2018 marked a decade since Liverpool celebrated being European Capital of Culture, and events marking the anniversary have provided a huge boost for the city, with culture providing the local economy with an additional £85million, quadrupling the figure of the previous year.
A special End of Year Report into Liverpool’s 2018 cultural activities was presented to the Culture and Tourism Select Committee earlier this week. It analysed the work of the city council’s Culture Liverpool team, along with the operation of St George’s Hall, Town Hall, Liverpool Cruise Terminal and Liverpool Film Office.
In total the whole series of events generated £108million for the city. Some of the events highlighted in the report were:

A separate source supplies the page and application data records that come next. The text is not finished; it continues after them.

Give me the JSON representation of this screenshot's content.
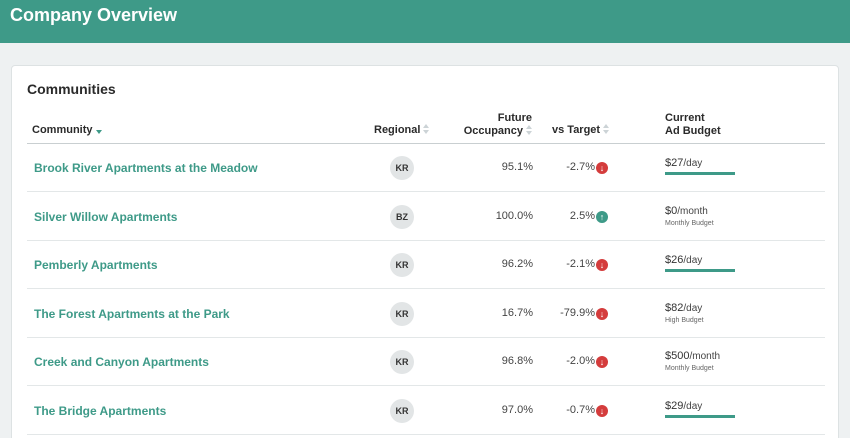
{
  "header": {
    "title": "Company Overview"
  },
  "card": {
    "title": "Communities"
  },
  "columns": {
    "community": "Community",
    "regional": "Regional",
    "future_line1": "Future",
    "future_line2": "Occupancy",
    "vs_target": "vs Target",
    "budget_line1": "Current",
    "budget_line2": "Ad Budget"
  },
  "rows": [
    {
      "name": "Brook River Apartments at the Meadow",
      "regional": "KR",
      "occupancy": "95.1%",
      "vs_target": "-2.7%",
      "trend": "down",
      "budget": "$27",
      "period": "/day",
      "note": "",
      "bar": true
    },
    {
      "name": "Silver Willow Apartments",
      "regional": "BZ",
      "occupancy": "100.0%",
      "vs_target": "2.5%",
      "trend": "up",
      "budget": "$0",
      "period": "/month",
      "note": "Monthly Budget",
      "bar": false
    },
    {
      "name": "Pemberly Apartments",
      "regional": "KR",
      "occupancy": "96.2%",
      "vs_target": "-2.1%",
      "trend": "down",
      "budget": "$26",
      "period": "/day",
      "note": "",
      "bar": true
    },
    {
      "name": "The Forest Apartments at the Park",
      "regional": "KR",
      "occupancy": "16.7%",
      "vs_target": "-79.9%",
      "trend": "down",
      "budget": "$82",
      "period": "/day",
      "note": "High Budget",
      "bar": false
    },
    {
      "name": "Creek and Canyon Apartments",
      "regional": "KR",
      "occupancy": "96.8%",
      "vs_target": "-2.0%",
      "trend": "down",
      "budget": "$500",
      "period": "/month",
      "note": "Monthly Budget",
      "bar": false
    },
    {
      "name": "The Bridge Apartments",
      "regional": "KR",
      "occupancy": "97.0%",
      "vs_target": "-0.7%",
      "trend": "down",
      "budget": "$29",
      "period": "/day",
      "note": "",
      "bar": true
    }
  ],
  "colors": {
    "accent": "#3e9a88",
    "negative": "#d43c3c"
  },
  "icons": {
    "down": "arrow-down-circle-icon",
    "up": "arrow-up-circle-icon"
  }
}
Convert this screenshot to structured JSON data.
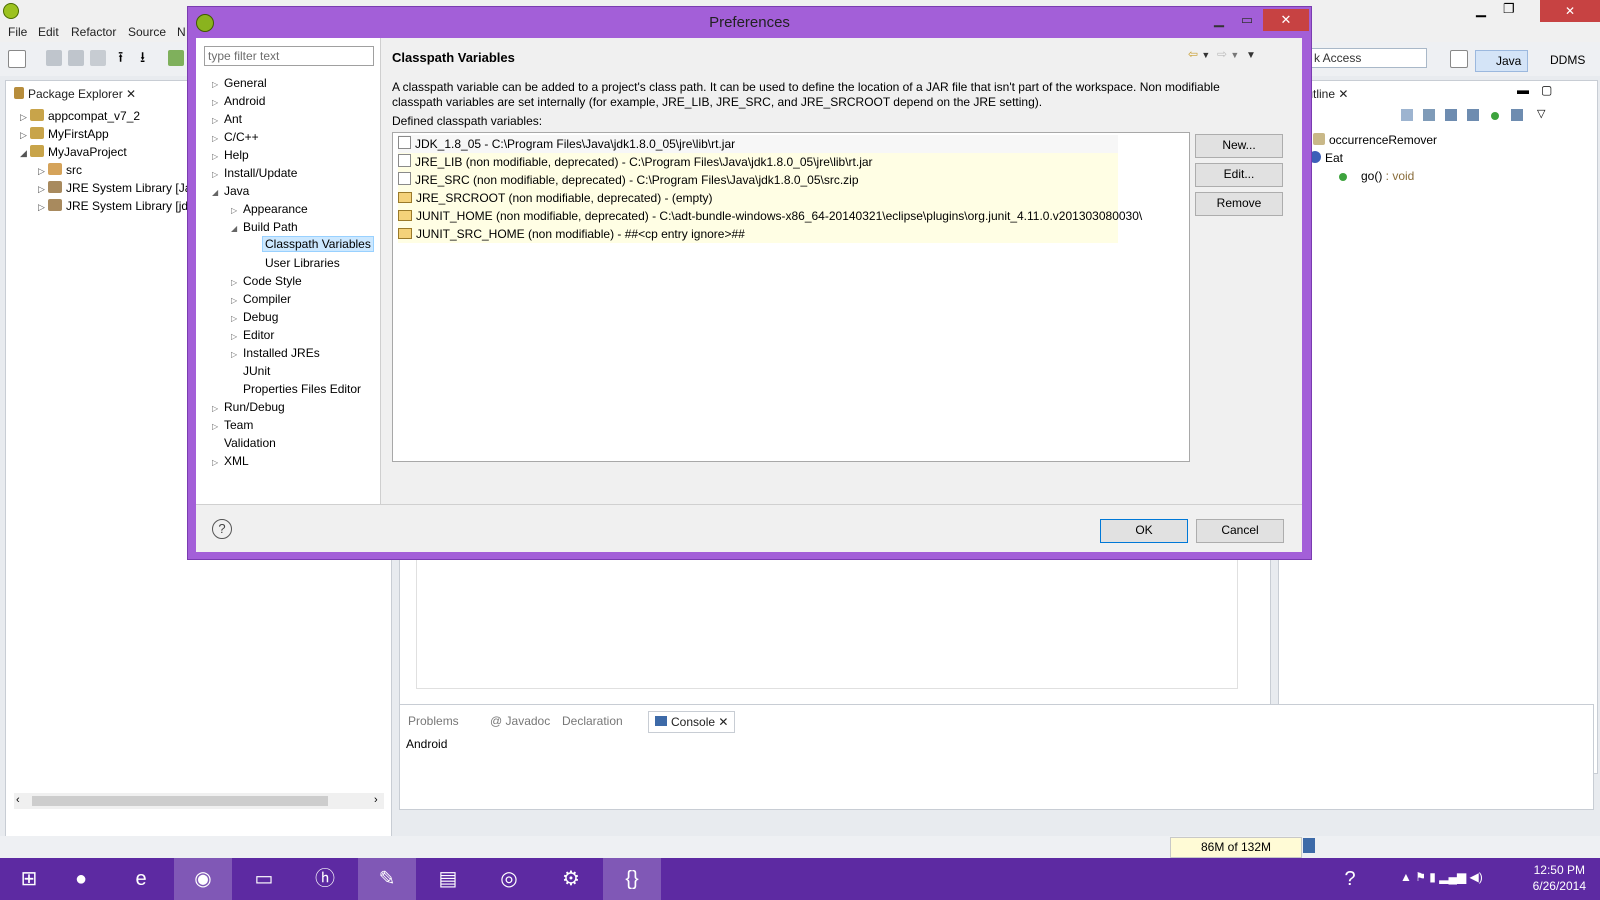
{
  "ide": {
    "menus": [
      "File",
      "Edit",
      "Refactor",
      "Source",
      "N"
    ],
    "quick_access": "k Access",
    "perspectives": [
      "Java",
      "DDMS"
    ],
    "package_explorer": {
      "tab": "Package Explorer",
      "items": [
        {
          "label": "appcompat_v7_2"
        },
        {
          "label": "MyFirstApp"
        },
        {
          "label": "MyJavaProject"
        },
        {
          "label": "src"
        },
        {
          "label": "JRE System Library [Ja"
        },
        {
          "label": "JRE System Library [jd"
        }
      ]
    },
    "outline": {
      "tab": "Outline",
      "items": [
        {
          "label": "occurrenceRemover"
        },
        {
          "label": "Eat"
        },
        {
          "label": "go()",
          "suffix": " : void"
        }
      ]
    },
    "bottom_tabs": [
      "Problems",
      "@ Javadoc",
      "Declaration",
      "Console"
    ],
    "console_text": "Android",
    "heap": "86M of 132M"
  },
  "dialog": {
    "title": "Preferences",
    "filter_placeholder": "type filter text",
    "tree": [
      {
        "label": "General"
      },
      {
        "label": "Android"
      },
      {
        "label": "Ant"
      },
      {
        "label": "C/C++"
      },
      {
        "label": "Help"
      },
      {
        "label": "Install/Update"
      },
      {
        "label": "Java"
      },
      {
        "label": "Appearance"
      },
      {
        "label": "Build Path"
      },
      {
        "label": "Classpath Variables"
      },
      {
        "label": "User Libraries"
      },
      {
        "label": "Code Style"
      },
      {
        "label": "Compiler"
      },
      {
        "label": "Debug"
      },
      {
        "label": "Editor"
      },
      {
        "label": "Installed JREs"
      },
      {
        "label": "JUnit"
      },
      {
        "label": "Properties Files Editor"
      },
      {
        "label": "Run/Debug"
      },
      {
        "label": "Team"
      },
      {
        "label": "Validation"
      },
      {
        "label": "XML"
      }
    ],
    "page_title": "Classpath Variables",
    "description": "A classpath variable can be added to a project's class path. It can be used to define the location of a JAR file that isn't part of the workspace. Non modifiable classpath variables are set internally (for example, JRE_LIB, JRE_SRC, and JRE_SRCROOT depend on the JRE setting).",
    "defined_label": "Defined classpath variables:",
    "variables": [
      "JDK_1.8_05 - C:\\Program Files\\Java\\jdk1.8.0_05\\jre\\lib\\rt.jar",
      "JRE_LIB (non modifiable, deprecated) - C:\\Program Files\\Java\\jdk1.8.0_05\\jre\\lib\\rt.jar",
      "JRE_SRC (non modifiable, deprecated) - C:\\Program Files\\Java\\jdk1.8.0_05\\src.zip",
      "JRE_SRCROOT (non modifiable, deprecated) - (empty)",
      "JUNIT_HOME (non modifiable, deprecated) - C:\\adt-bundle-windows-x86_64-20140321\\eclipse\\plugins\\org.junit_4.11.0.v201303080030\\",
      "JUNIT_SRC_HOME (non modifiable) - ##<cp entry ignore>##"
    ],
    "buttons": {
      "new": "New...",
      "edit": "Edit...",
      "remove": "Remove",
      "ok": "OK",
      "cancel": "Cancel"
    }
  },
  "taskbar": {
    "time": "12:50 PM",
    "date": "6/26/2014"
  },
  "colors": {
    "dialog_frame": "#a35fd8",
    "taskbar": "#5d2aa2",
    "close_button": "#c74242",
    "selection": "#cce8ff"
  }
}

- China Dream – a nine month programme celebrating Chinese contemporary art and culture coincided with the China’s First Emperor and the Terracotta Warriors exhibition at World Museum Liverpool.
- Liverpool Feis – a brand new music event for the city saw 10,000 fans head to the Pier Head to enjoy a celebration of Irish music. With live performances by Van Morrison and Shane MacGowan. The event’s success means it will return this year on Saturday 6 July.
- Liverpool International Music Festival (LIMF) – taking place in July, LIMF became a ticketed event for the first time. More than 50,000 music lovers descended on Sefton Park to enjoy the festival which saw more than 70 acts including Young Fathers and Red Rum Club take to the stage over four performance areas.
- Aurora – an interactive art experience which took over the iconic Toxteth Reservoir in September, delivered in partnership with FACT and commissioned artists Invisible Flock, proved massively popular and sold out its entire three week run.
- Liverpool’s Dream – the final chapter in the Giants trilogy has been hailed the most successful free event ever to take place in the North West. It generated £60.6m for the city region economy as audiences of 1.3m flocked to Liverpool and Wirral to see the Little Boy Giant, Giant, Xolo and were wowed by a surprise visit by the Little Girl Giant.
Mayor of Liverpool, Joe Anderson, said: “Seeing these incredible figures can leave no one in any doubt that 2008 was a springboard for this city to build on its cultural ambitions – ten years on, we are one of the world leaders when it comes to staging unforgettable, crowd-pleasing events.”
“2018 was a special anniversary for Liverpool and from the outset the aim was to bring new, exciting additions to the city, but also importantly shine a light on the enviable events calendar that we are now so accustomed to. Recognising our success in the cultural world is important, but we are always looking forward to what we can continue to deliver, which makes Liverpool such a desirable city to live, work, study and play in.
“Times of austerity mean we have to think differently about how we stage events – however, having a full cultural calendar is the new normal for Liverpool and we can look forward to another year of exciting activities ahead.”
The report comes the same week as Anderson and notable figures of the city’s music industry presented the new Liverpool City Region Music Board headed by Kevin McManus.
The board intends to combat findings from a BOP report that suggested:
- The region is not seen as an industry hub.
- Homegrown talent leaves for London.
- Overall the music scene is fragmented with no leading sector voice.
- A lack of diversity in programming
- Significant commercial pressures on venues.